Top of GIVEN ENTRIES

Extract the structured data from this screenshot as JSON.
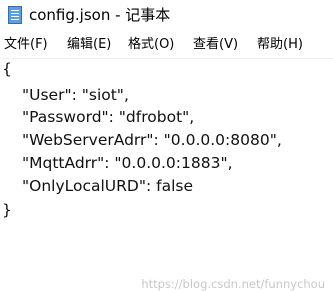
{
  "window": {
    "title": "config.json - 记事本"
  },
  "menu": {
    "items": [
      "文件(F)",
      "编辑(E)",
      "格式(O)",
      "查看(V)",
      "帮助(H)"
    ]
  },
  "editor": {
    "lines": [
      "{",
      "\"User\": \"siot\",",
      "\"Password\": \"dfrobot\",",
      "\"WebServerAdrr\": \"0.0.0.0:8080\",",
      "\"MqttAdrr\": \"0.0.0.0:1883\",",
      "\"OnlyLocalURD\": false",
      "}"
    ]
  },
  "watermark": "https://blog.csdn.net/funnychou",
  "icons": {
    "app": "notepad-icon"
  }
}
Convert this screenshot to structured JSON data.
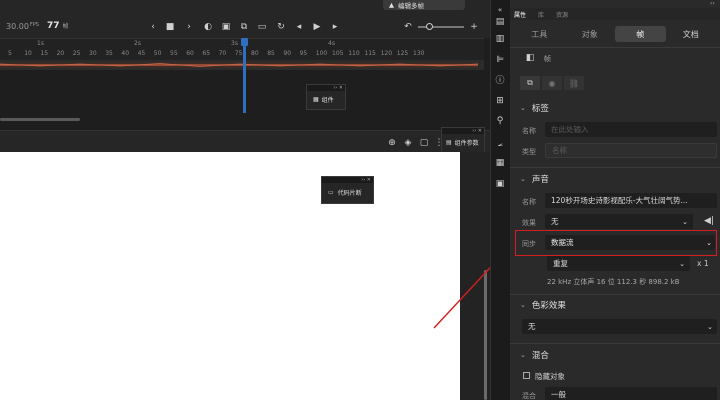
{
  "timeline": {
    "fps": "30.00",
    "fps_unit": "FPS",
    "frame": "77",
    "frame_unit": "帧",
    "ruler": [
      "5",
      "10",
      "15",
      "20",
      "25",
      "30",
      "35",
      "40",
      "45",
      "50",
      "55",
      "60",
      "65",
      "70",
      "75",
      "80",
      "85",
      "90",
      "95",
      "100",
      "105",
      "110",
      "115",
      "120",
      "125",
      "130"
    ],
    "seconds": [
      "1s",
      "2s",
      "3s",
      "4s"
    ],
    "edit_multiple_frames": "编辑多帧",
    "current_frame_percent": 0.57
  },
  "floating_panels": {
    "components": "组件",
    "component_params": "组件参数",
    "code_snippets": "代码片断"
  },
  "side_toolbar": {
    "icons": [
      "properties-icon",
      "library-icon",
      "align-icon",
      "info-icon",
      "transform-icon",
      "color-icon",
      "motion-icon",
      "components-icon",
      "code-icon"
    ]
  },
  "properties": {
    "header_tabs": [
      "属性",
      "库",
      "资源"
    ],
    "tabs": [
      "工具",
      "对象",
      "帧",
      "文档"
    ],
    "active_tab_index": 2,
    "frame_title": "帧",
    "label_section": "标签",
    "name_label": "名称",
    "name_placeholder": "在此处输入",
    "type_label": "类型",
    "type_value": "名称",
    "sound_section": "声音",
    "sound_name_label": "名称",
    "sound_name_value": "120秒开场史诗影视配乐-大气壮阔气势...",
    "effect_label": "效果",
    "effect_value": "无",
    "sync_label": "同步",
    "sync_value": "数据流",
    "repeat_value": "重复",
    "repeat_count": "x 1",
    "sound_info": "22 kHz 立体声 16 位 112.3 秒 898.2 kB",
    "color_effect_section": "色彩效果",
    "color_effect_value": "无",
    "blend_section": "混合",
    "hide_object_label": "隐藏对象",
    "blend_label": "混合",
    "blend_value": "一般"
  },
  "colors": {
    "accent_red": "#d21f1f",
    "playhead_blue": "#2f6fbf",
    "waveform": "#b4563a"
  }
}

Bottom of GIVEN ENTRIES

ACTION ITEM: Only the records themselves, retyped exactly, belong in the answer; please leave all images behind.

SOLUTION TO THIS TASK:
Extract the structured data from this screenshot as JSON.
{
  "window": {
    "title": "config.json - 记事本"
  },
  "menu": {
    "items": [
      "文件(F)",
      "编辑(E)",
      "格式(O)",
      "查看(V)",
      "帮助(H)"
    ]
  },
  "editor": {
    "lines": [
      "{",
      "\"User\": \"siot\",",
      "\"Password\": \"dfrobot\",",
      "\"WebServerAdrr\": \"0.0.0.0:8080\",",
      "\"MqttAdrr\": \"0.0.0.0:1883\",",
      "\"OnlyLocalURD\": false",
      "}"
    ]
  },
  "watermark": "https://blog.csdn.net/funnychou",
  "icons": {
    "app": "notepad-icon"
  }
}
Convert this screenshot to structured JSON data.
{
  "timeline": {
    "fps": "30.00",
    "fps_unit": "FPS",
    "frame": "77",
    "frame_unit": "帧",
    "ruler": [
      "5",
      "10",
      "15",
      "20",
      "25",
      "30",
      "35",
      "40",
      "45",
      "50",
      "55",
      "60",
      "65",
      "70",
      "75",
      "80",
      "85",
      "90",
      "95",
      "100",
      "105",
      "110",
      "115",
      "120",
      "125",
      "130"
    ],
    "seconds": [
      "1s",
      "2s",
      "3s",
      "4s"
    ],
    "edit_multiple_frames": "编辑多帧",
    "current_frame_percent": 0.57
  },
  "floating_panels": {
    "components": "组件",
    "component_params": "组件参数",
    "code_snippets": "代码片断"
  },
  "side_toolbar": {
    "icons": [
      "properties-icon",
      "library-icon",
      "align-icon",
      "info-icon",
      "transform-icon",
      "color-icon",
      "motion-icon",
      "components-icon",
      "code-icon"
    ]
  },
  "properties": {
    "header_tabs": [
      "属性",
      "库",
      "资源"
    ],
    "tabs": [
      "工具",
      "对象",
      "帧",
      "文档"
    ],
    "active_tab_index": 2,
    "frame_title": "帧",
    "label_section": "标签",
    "name_label": "名称",
    "name_placeholder": "在此处输入",
    "type_label": "类型",
    "type_value": "名称",
    "sound_section": "声音",
    "sound_name_label": "名称",
    "sound_name_value": "120秒开场史诗影视配乐-大气壮阔气势...",
    "effect_label": "效果",
    "effect_value": "无",
    "sync_label": "同步",
    "sync_value": "数据流",
    "repeat_value": "重复",
    "repeat_count": "x 1",
    "sound_info": "22 kHz 立体声 16 位 112.3 秒 898.2 kB",
    "color_effect_section": "色彩效果",
    "color_effect_value": "无",
    "blend_section": "混合",
    "hide_object_label": "隐藏对象",
    "blend_label": "混合",
    "blend_value": "一般"
  },
  "colors": {
    "accent_red": "#d21f1f",
    "playhead_blue": "#2f6fbf",
    "waveform": "#b4563a"
  }
}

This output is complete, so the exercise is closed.